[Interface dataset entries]

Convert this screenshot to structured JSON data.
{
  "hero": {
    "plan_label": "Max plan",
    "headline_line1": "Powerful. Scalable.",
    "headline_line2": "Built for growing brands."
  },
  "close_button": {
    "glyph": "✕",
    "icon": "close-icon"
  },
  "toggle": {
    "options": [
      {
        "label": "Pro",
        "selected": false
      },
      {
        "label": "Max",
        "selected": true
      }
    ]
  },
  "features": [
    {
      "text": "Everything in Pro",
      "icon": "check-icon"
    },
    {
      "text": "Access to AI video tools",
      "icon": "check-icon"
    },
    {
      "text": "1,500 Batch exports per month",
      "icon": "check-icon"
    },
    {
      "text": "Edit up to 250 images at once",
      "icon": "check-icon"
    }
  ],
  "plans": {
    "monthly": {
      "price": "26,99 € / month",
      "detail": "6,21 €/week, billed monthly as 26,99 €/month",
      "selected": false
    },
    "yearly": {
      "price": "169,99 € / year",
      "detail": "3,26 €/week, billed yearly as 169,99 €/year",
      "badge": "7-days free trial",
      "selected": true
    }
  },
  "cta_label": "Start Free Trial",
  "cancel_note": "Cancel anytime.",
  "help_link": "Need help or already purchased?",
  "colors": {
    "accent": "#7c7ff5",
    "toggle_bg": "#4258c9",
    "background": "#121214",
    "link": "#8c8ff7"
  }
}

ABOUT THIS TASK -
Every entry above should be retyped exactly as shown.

RESPONSE TO THIS EXERCISE -
Convert this screenshot to structured JSON data.
{
  "hero": {
    "plan_label": "Max plan",
    "headline_line1": "Powerful. Scalable.",
    "headline_line2": "Built for growing brands."
  },
  "close_button": {
    "glyph": "✕",
    "icon": "close-icon"
  },
  "toggle": {
    "options": [
      {
        "label": "Pro",
        "selected": false
      },
      {
        "label": "Max",
        "selected": true
      }
    ]
  },
  "features": [
    {
      "text": "Everything in Pro",
      "icon": "check-icon"
    },
    {
      "text": "Access to AI video tools",
      "icon": "check-icon"
    },
    {
      "text": "1,500 Batch exports per month",
      "icon": "check-icon"
    },
    {
      "text": "Edit up to 250 images at once",
      "icon": "check-icon"
    }
  ],
  "plans": {
    "monthly": {
      "price": "26,99 € / month",
      "detail": "6,21 €/week, billed monthly as 26,99 €/month",
      "selected": false
    },
    "yearly": {
      "price": "169,99 € / year",
      "detail": "3,26 €/week, billed yearly as 169,99 €/year",
      "badge": "7-days free trial",
      "selected": true
    }
  },
  "cta_label": "Start Free Trial",
  "cancel_note": "Cancel anytime.",
  "help_link": "Need help or already purchased?",
  "colors": {
    "accent": "#7c7ff5",
    "toggle_bg": "#4258c9",
    "background": "#121214",
    "link": "#8c8ff7"
  }
}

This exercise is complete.